START Listed records

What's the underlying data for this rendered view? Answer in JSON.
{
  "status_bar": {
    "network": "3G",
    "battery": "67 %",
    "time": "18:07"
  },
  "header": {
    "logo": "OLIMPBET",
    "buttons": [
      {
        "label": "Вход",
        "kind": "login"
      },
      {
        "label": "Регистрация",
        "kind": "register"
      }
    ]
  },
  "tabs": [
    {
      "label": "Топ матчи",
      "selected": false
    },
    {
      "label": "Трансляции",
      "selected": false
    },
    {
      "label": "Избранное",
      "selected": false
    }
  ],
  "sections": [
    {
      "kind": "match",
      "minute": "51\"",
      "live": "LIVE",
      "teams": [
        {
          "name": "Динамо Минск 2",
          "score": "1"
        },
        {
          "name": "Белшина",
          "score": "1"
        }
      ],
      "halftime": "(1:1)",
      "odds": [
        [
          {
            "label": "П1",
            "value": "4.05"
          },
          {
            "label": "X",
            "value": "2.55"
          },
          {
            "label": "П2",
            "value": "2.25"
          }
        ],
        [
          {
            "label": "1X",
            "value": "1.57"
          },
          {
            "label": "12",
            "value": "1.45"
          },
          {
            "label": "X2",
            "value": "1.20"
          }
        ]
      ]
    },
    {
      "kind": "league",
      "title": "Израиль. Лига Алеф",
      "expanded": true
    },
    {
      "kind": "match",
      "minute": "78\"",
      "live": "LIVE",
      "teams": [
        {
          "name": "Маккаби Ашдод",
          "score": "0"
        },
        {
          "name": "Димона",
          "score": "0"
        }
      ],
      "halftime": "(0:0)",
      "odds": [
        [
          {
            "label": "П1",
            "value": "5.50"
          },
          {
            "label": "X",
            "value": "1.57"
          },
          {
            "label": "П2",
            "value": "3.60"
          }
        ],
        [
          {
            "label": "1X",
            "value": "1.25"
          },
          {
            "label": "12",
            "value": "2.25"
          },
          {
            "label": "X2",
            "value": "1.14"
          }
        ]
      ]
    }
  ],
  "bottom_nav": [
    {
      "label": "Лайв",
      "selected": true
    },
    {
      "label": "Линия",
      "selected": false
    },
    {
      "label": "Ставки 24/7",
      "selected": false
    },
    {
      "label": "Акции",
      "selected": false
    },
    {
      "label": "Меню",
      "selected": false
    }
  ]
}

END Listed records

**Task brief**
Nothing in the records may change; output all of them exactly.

**Solution to the problem**
What's the underlying data for this rendered view? Answer in JSON.
{
  "status_bar": {
    "network": "3G",
    "battery": "67 %",
    "time": "18:07"
  },
  "header": {
    "logo": "OLIMPBET",
    "buttons": [
      {
        "label": "Вход",
        "kind": "login"
      },
      {
        "label": "Регистрация",
        "kind": "register"
      }
    ]
  },
  "tabs": [
    {
      "label": "Топ матчи",
      "selected": false
    },
    {
      "label": "Трансляции",
      "selected": false
    },
    {
      "label": "Избранное",
      "selected": false
    }
  ],
  "sections": [
    {
      "kind": "match",
      "minute": "51\"",
      "live": "LIVE",
      "teams": [
        {
          "name": "Динамо Минск 2",
          "score": "1"
        },
        {
          "name": "Белшина",
          "score": "1"
        }
      ],
      "halftime": "(1:1)",
      "odds": [
        [
          {
            "label": "П1",
            "value": "4.05"
          },
          {
            "label": "X",
            "value": "2.55"
          },
          {
            "label": "П2",
            "value": "2.25"
          }
        ],
        [
          {
            "label": "1X",
            "value": "1.57"
          },
          {
            "label": "12",
            "value": "1.45"
          },
          {
            "label": "X2",
            "value": "1.20"
          }
        ]
      ]
    },
    {
      "kind": "league",
      "title": "Израиль. Лига Алеф",
      "expanded": true
    },
    {
      "kind": "match",
      "minute": "78\"",
      "live": "LIVE",
      "teams": [
        {
          "name": "Маккаби Ашдод",
          "score": "0"
        },
        {
          "name": "Димона",
          "score": "0"
        }
      ],
      "halftime": "(0:0)",
      "odds": [
        [
          {
            "label": "П1",
            "value": "5.50"
          },
          {
            "label": "X",
            "value": "1.57"
          },
          {
            "label": "П2",
            "value": "3.60"
          }
        ],
        [
          {
            "label": "1X",
            "value": "1.25"
          },
          {
            "label": "12",
            "value": "2.25"
          },
          {
            "label": "X2",
            "value": "1.14"
          }
        ]
      ]
    }
  ],
  "bottom_nav": [
    {
      "label": "Лайв",
      "selected": true
    },
    {
      "label": "Линия",
      "selected": false
    },
    {
      "label": "Ставки 24/7",
      "selected": false
    },
    {
      "label": "Акции",
      "selected": false
    },
    {
      "label": "Меню",
      "selected": false
    }
  ]
}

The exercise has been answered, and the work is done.